“It will be inspiring to emulate his life, that the passerby may become worthy of such a tribute when earth shall be to his closing eyes a fading shadow, passing away into his future, when his eyes shall be opened to the brightness of the hereafter, which, like a sweet and beautiful vision shall come stealing o’er senses and changing, ever changing, shall have its fruition in a perpetual reality of joy.”

The clerk then placed the pike pole and streamers at the foot of the grave; the watchman and sentry laid branches and a wreath upon the grave.

At the direction of the consul commander the master of ceremonies then advanced and loosened the cover, which, to that time had veiled the monument. The consul commander then advanced to the monument upon which he rapped three times with the beetle and said: “Love, honor, remembrance. Thou anointed! We anoint thy monument; our promises we fulfill. I dedicate this monument to the memory of Sovereign Sims as a tribute to his faithfulness to his vows; erected by the Woodmen of the World. He speaks though he be silent.”

The banker and clerk advanced with wedge, water jug and goblet. The banker strikes the monument with the wedge and says, “Love, honor, remembrance.” The clerk held the goblet and the banker poured water into it, both drank and the clerk gently poured water on the monument when the banker said, “Living, our departed Sovereign accepted a libation of pure water to celebrate his acceptance of the principals of Woodcraft.
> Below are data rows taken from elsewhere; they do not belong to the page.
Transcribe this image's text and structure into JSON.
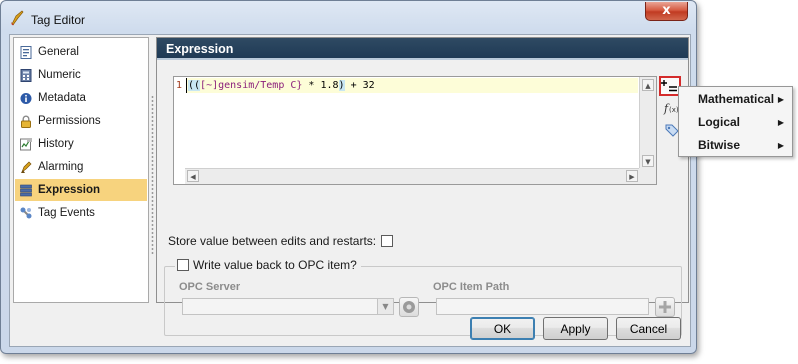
{
  "window": {
    "title": "Tag Editor",
    "close_glyph": "x"
  },
  "sidebar": {
    "items": [
      {
        "label": "General",
        "icon": "general-icon"
      },
      {
        "label": "Numeric",
        "icon": "numeric-icon"
      },
      {
        "label": "Metadata",
        "icon": "metadata-icon"
      },
      {
        "label": "Permissions",
        "icon": "lock-icon"
      },
      {
        "label": "History",
        "icon": "history-icon"
      },
      {
        "label": "Alarming",
        "icon": "alarm-bell-icon"
      },
      {
        "label": "Expression",
        "icon": "expression-icon",
        "active": true
      },
      {
        "label": "Tag Events",
        "icon": "tag-events-icon"
      }
    ]
  },
  "main": {
    "header": "Expression",
    "editor": {
      "line_number": "1",
      "code_open": "((",
      "code_tag": "[~]gensim/Temp C}",
      "code_mid": " * 1.8",
      "code_close": ")",
      "code_end": " + 32"
    },
    "store_label": "Store value between edits and restarts:",
    "write_back_label": "Write value back to OPC item?",
    "opc_server_label": "OPC Server",
    "opc_item_path_label": "OPC Item Path"
  },
  "buttons": {
    "ok": "OK",
    "apply": "Apply",
    "cancel": "Cancel"
  },
  "popup_menu": {
    "items": [
      "Mathematical",
      "Logical",
      "Bitwise"
    ]
  },
  "colors": {
    "active_nav": "#f7d37e",
    "header_bg": "#1f3a55",
    "highlight_border": "#d42b2b"
  }
}
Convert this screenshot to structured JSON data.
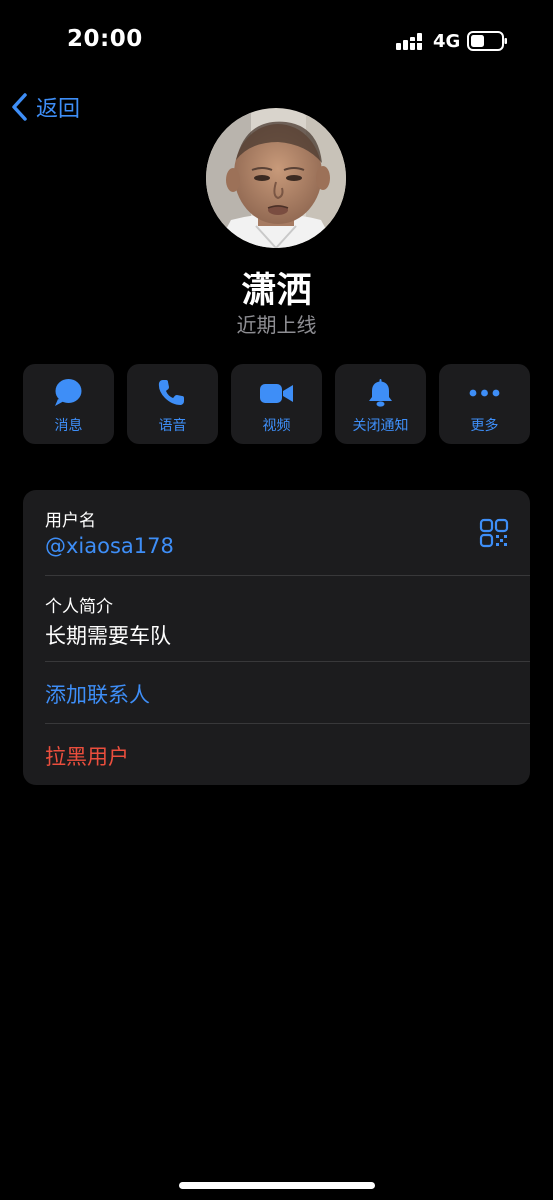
{
  "status_bar": {
    "time": "20:00",
    "network": "4G"
  },
  "nav": {
    "back_label": "返回"
  },
  "profile": {
    "name": "潇洒",
    "status": "近期上线"
  },
  "actions": [
    {
      "label": "消息",
      "icon": "message-bubble-icon"
    },
    {
      "label": "语音",
      "icon": "phone-icon"
    },
    {
      "label": "视频",
      "icon": "video-camera-icon"
    },
    {
      "label": "关闭通知",
      "icon": "bell-icon"
    },
    {
      "label": "更多",
      "icon": "more-dots-icon"
    }
  ],
  "info": {
    "username_label": "用户名",
    "username_value": "@xiaosa178",
    "bio_label": "个人简介",
    "bio_value": "长期需要车队",
    "add_contact_label": "添加联系人",
    "block_label": "拉黑用户"
  },
  "colors": {
    "accent": "#3e8ef7",
    "danger": "#eb4e3d",
    "card_background": "#1c1c1e",
    "secondary_text": "#8e8e93"
  }
}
Dead, we recall his virtues by a libation of pure water” (drinks water); we shower his monument with pure water emblematic of our tears of sorrow [pours water on the monument] and pours back to earth (clerk pours water on the ground) libations to the honor of all deceased Sovereigns. I dedicate this monument to Sovereign Sims, he speaks though he be silent.”

At the conclusion of the ritualistic work, Rev. D. E. Evans, of Lewis delivered an eloquent and heartfelt eulogy upon the deceased, paying high tribute to his character both as a member of the order and a citizen. A brief history of the short life of the departed was also given in which high tribute was paid to the patriotism and love of his country which prompted the deceased to leave home and friends and go forth to the distant island of the seas to do battle for his country and his flag.

The monument is a beautiful one bearing the various insignias of the order and setting forth the name, age and place of death of the departed.

Nat Sims was born just over the line in Pottawattamie county September 29, 1878. Most of his life was spent in that and Cass counties, where he grew to manhood. When the call for troops came to defend the flag in the war with Spain, he enlisted with Co. “M” First Nebraska Volunteer Infantry and it was from wounds received at the battle of Malolus on March 26, 1899, while engaged with his command against the Filipino Insurrectionists, that the deceased died in the hospital at Manila on March 28, two days later. The remains arrived in Walnut and were laid to rest in the cemetery, February 17, 1900 in the grave which is now marked by the beautiful monument which his brother Woodmen have erected to his memory.